[Records shown Boundary: Start]

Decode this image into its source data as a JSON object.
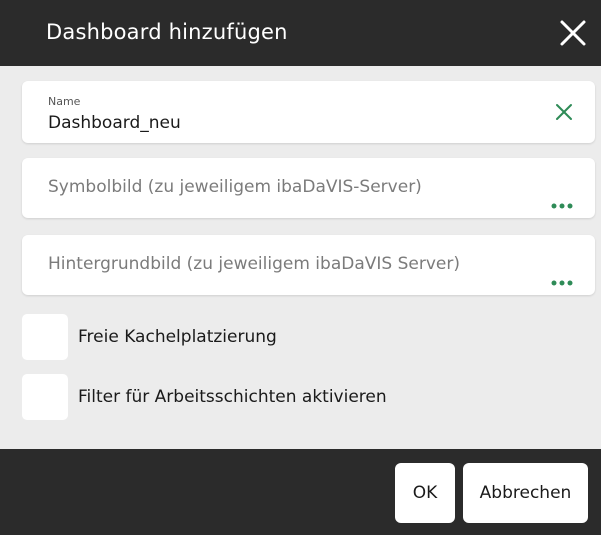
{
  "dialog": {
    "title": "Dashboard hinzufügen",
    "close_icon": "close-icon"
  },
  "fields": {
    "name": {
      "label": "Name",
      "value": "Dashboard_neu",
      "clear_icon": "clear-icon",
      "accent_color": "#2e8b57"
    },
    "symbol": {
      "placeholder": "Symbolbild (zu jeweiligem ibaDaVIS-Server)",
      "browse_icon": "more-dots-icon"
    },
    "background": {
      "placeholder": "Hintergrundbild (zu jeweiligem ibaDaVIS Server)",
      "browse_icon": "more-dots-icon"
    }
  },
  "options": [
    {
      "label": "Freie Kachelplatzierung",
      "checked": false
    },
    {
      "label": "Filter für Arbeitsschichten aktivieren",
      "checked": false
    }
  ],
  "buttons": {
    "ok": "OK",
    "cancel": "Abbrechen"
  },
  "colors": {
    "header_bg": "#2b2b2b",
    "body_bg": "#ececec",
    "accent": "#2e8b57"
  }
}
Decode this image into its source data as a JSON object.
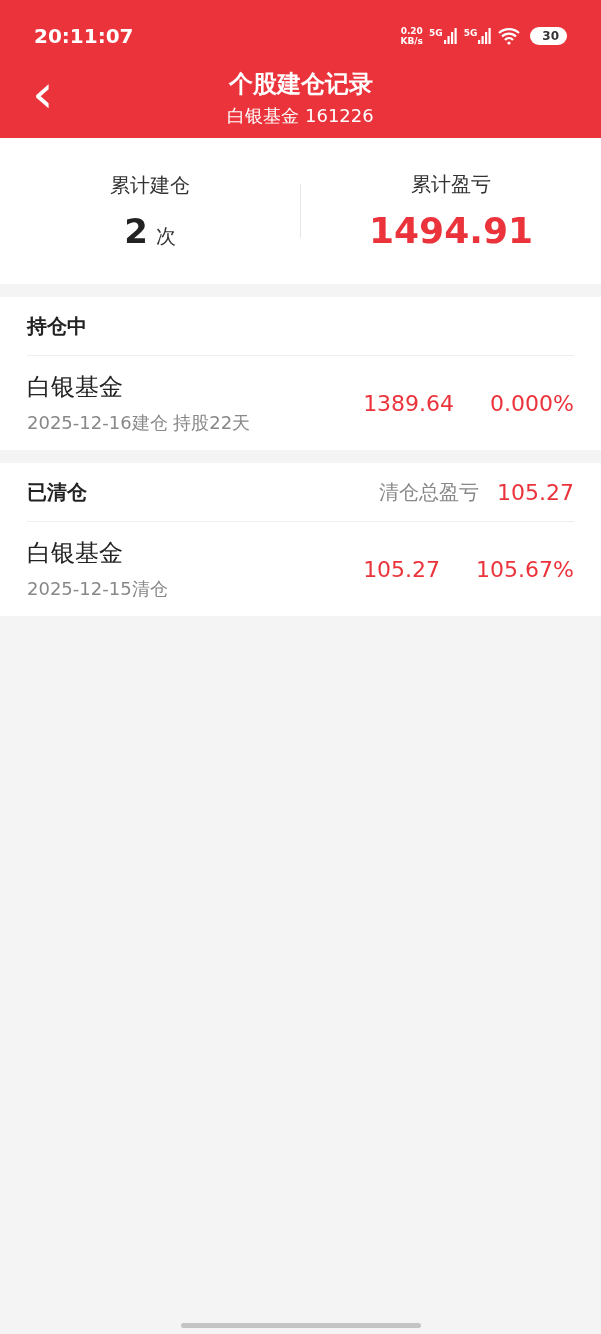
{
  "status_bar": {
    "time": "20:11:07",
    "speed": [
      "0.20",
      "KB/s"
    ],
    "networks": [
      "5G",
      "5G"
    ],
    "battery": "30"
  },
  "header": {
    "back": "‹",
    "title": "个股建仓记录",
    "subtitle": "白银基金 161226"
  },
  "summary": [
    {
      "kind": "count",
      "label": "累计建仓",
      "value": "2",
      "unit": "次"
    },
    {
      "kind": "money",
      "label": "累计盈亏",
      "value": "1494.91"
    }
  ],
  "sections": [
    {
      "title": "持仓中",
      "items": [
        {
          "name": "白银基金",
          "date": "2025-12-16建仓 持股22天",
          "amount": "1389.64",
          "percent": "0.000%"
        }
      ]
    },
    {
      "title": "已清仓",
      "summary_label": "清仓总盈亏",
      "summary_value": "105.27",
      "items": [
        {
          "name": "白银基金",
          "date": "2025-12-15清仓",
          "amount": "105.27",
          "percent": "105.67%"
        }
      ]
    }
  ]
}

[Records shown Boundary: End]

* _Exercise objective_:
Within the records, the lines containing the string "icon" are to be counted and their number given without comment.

* _Task output_:
4